_TASK DETAILS_. Look through the lines below; wherever the word "изделия" appears, copy that line.

_Extracted data entries_.
##############################

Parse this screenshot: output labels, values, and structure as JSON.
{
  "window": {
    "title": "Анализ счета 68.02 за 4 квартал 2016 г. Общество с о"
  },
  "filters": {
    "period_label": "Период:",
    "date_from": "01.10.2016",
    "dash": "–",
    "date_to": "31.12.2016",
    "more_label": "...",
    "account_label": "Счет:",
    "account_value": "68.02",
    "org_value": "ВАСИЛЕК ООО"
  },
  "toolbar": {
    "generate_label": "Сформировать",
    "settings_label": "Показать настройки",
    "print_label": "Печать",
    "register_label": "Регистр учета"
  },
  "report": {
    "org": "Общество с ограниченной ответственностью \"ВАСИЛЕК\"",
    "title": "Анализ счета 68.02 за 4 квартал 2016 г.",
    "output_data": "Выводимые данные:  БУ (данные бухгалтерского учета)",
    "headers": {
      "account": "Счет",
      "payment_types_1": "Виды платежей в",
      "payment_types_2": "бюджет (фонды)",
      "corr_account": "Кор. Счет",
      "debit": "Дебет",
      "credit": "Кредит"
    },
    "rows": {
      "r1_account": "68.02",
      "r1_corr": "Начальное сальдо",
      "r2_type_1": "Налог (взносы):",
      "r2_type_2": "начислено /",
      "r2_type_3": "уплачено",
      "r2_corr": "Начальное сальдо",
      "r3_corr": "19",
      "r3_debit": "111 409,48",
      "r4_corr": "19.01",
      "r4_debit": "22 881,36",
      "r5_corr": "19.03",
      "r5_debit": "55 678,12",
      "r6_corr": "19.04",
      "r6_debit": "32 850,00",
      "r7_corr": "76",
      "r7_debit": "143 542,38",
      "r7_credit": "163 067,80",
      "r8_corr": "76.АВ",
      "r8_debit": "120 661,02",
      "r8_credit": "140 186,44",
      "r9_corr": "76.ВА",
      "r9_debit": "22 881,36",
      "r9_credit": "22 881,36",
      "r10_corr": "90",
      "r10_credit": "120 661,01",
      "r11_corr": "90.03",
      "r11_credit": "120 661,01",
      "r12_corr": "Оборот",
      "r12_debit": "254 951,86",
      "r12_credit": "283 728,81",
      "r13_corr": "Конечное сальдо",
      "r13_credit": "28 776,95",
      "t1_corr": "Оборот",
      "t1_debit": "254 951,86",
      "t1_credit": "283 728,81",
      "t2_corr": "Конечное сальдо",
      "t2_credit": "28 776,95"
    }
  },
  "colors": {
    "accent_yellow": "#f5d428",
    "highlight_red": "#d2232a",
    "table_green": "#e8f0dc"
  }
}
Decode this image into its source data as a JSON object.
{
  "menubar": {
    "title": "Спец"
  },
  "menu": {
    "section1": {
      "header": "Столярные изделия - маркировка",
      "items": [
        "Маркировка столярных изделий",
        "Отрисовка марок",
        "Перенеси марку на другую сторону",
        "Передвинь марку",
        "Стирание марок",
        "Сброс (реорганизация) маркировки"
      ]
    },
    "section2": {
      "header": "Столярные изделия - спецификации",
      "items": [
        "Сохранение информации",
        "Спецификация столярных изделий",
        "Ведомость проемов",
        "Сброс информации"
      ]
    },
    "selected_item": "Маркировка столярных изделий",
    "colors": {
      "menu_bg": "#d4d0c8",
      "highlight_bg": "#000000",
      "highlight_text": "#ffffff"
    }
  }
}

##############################

_RESULT BELOW_.
      "header": "Столярные изделия - маркировка",
      "header": "Столярные изделия - спецификации",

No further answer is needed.